This book has chapters by internationally well know authors and researchers such asMargaret Woodhouse,PhD, BSc, FSMC, Senior Lecturer, Optometry and Vision Sciences Cardiff University (a leading authority on the Down Syndrome); Elizabeth M. Berry-Kravis, MD, PhD, Professor, Rush University Medical Center (acknowledged as an internationally recognized expert on Fragile X Syndrome), and Susan Barry, PhD,Professor of Biological Science, Mount Holyoke College,as well as several other chapters written by a whole host of incredible clinicians, researchers, and authors very well known to you (ie Cuifredda, Coulter, Steele, Harris and many more!)
Watch here for more news as to when this incredible text (OK, OK... I admit I am just a bit biased!) will become available. DM
What a wonderful meeting. I heard that almost 5000 folks are attending the American Academy of Optometry meeting here in Boston. Today I am doing a poster....and later attending a sig meeting on Traumatic Brain Injury. Lots of other "stuff" will occur through-out the day as well!
....."The estimated benefit of investment in improving just one component of
early childhood development, preschool enrollment, suggests that
increasing preschool attendance to 25% could generate US$10.6 billion
while a 50% increase could generate US$33.7 billion, with a
benefit-to-cost ratio estimated to range from 6.4 to 17.6 (depending on
the projected percentage of children attending preschool, 25% or 50%)".....
Let's say you have wisely chosen to go to the American Academy of Optometry meeting this week...and you have been filling your brain with outstanding optometric education from guys like me (You are attending my lecture on Friday at 2PM right?)...so you are now rewarding yourself with a wonderful meal at a great Boston restaurant.
Suddenly you begin chocking AND having a heart attack!
But wait! This is your lucky day (lucky?) Because I am at the table right next to yours and have recently demonstrated my competence in CPR. (See pic below). I save your life and you are now able to return to the AAO meeting so that your brain can continue to absorb top notch education.
Ah yes....just all in a day's work for an optometric educator! (;-}>

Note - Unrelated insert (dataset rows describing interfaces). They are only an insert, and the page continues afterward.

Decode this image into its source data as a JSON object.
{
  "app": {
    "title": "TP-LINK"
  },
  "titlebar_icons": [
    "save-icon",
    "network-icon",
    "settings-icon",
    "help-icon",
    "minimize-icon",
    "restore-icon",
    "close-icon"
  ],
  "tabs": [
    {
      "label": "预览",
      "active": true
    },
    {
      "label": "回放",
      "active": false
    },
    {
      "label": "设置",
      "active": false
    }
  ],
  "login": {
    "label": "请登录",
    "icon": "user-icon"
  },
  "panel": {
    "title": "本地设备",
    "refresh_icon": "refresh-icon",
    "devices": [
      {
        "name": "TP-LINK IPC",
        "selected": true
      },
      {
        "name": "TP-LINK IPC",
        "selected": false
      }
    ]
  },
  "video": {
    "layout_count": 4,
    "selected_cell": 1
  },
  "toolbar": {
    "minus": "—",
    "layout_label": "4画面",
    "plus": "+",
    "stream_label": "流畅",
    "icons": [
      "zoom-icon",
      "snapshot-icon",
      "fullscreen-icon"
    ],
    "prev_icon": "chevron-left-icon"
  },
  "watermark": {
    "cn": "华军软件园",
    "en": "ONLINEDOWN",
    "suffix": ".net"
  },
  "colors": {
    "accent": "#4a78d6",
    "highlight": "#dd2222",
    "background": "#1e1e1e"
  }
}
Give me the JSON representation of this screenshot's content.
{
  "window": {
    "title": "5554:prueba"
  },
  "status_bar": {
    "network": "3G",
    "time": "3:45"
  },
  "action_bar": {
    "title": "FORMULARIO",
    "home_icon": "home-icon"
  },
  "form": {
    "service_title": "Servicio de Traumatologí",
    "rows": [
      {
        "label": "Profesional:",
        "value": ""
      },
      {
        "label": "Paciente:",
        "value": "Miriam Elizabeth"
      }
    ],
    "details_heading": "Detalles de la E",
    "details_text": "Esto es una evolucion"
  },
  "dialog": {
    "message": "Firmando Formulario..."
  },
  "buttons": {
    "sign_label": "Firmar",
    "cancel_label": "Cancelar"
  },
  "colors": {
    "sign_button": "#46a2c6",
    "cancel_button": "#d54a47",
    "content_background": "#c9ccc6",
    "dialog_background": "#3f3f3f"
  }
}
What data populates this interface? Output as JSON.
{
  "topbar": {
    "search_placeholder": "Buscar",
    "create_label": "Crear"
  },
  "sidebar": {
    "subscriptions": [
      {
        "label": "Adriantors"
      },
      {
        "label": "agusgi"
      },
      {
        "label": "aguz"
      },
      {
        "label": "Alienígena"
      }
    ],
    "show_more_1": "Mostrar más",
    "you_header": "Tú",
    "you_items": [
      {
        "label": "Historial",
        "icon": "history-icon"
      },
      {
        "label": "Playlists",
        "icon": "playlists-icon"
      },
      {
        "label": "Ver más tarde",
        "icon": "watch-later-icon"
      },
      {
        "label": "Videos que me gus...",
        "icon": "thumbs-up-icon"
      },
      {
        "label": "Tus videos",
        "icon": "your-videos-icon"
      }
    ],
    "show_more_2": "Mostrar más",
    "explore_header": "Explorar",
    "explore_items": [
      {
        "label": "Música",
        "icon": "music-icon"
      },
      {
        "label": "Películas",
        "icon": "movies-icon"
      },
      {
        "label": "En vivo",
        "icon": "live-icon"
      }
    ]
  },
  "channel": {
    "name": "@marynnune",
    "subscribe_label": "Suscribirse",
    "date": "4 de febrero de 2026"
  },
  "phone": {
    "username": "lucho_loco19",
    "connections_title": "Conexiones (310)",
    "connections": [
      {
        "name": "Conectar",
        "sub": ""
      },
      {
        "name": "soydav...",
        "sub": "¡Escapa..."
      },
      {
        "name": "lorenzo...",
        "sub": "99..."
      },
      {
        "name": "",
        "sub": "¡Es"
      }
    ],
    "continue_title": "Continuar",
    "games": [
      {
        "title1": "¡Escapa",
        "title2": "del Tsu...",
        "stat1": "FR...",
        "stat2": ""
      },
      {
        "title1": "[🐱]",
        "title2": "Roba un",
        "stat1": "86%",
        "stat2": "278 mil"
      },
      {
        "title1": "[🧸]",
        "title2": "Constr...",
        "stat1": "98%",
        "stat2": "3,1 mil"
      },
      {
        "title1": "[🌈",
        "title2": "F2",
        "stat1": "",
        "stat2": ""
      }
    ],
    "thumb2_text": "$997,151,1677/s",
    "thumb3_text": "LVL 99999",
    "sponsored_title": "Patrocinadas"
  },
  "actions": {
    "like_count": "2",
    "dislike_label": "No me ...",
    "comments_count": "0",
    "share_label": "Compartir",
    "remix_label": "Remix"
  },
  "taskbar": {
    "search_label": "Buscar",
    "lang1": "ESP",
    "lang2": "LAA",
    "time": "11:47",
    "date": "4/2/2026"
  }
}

"The most common symptoms associated with AHT include vomiting, poor feeding, fever, irritability, lethargy, bruising, swelling and bone fractures.
In severe cases of injury, brain and retinal haemorrhages were also
found to occur. My research revealed that 30 percent of infants who
experienced severe AHT died of their injuries. Those who survive are
often left with lifelong disability."...
More than 1 out of 10 parents of young children in the United States follow an "alternative vaccination schedule" rather than
the officially recommended one, according to a new study from the University of Michigan, Ann Arbor, which also suggests more
parents are likely to follow. You can read about the study in a paper published online in the journal Pediatrics on
....The human brain doesn't stop developing at adolescence, but continues
well into our 20s, ....
It has been a long-held belief in medical communities that the human
brain stopped developing in adolescence. But now there is evidence that
this is in fact not the case, ....
I will be lecturing this week at the American Academy of Optometry meeting in Boston, MA. If you plan on coming, feel free to take a look at this as a pre-view of my presentation. If you can't make it to the AAO this year (shame on ya!) but still want to learn a bit about 3D vision....and what happens when an individual has trouble appreciating simulated 3D...please either download my lecture handout or review my PowerPoint slides. All feedback is welcome. Feel free to let me know how I can make this presentation better! DM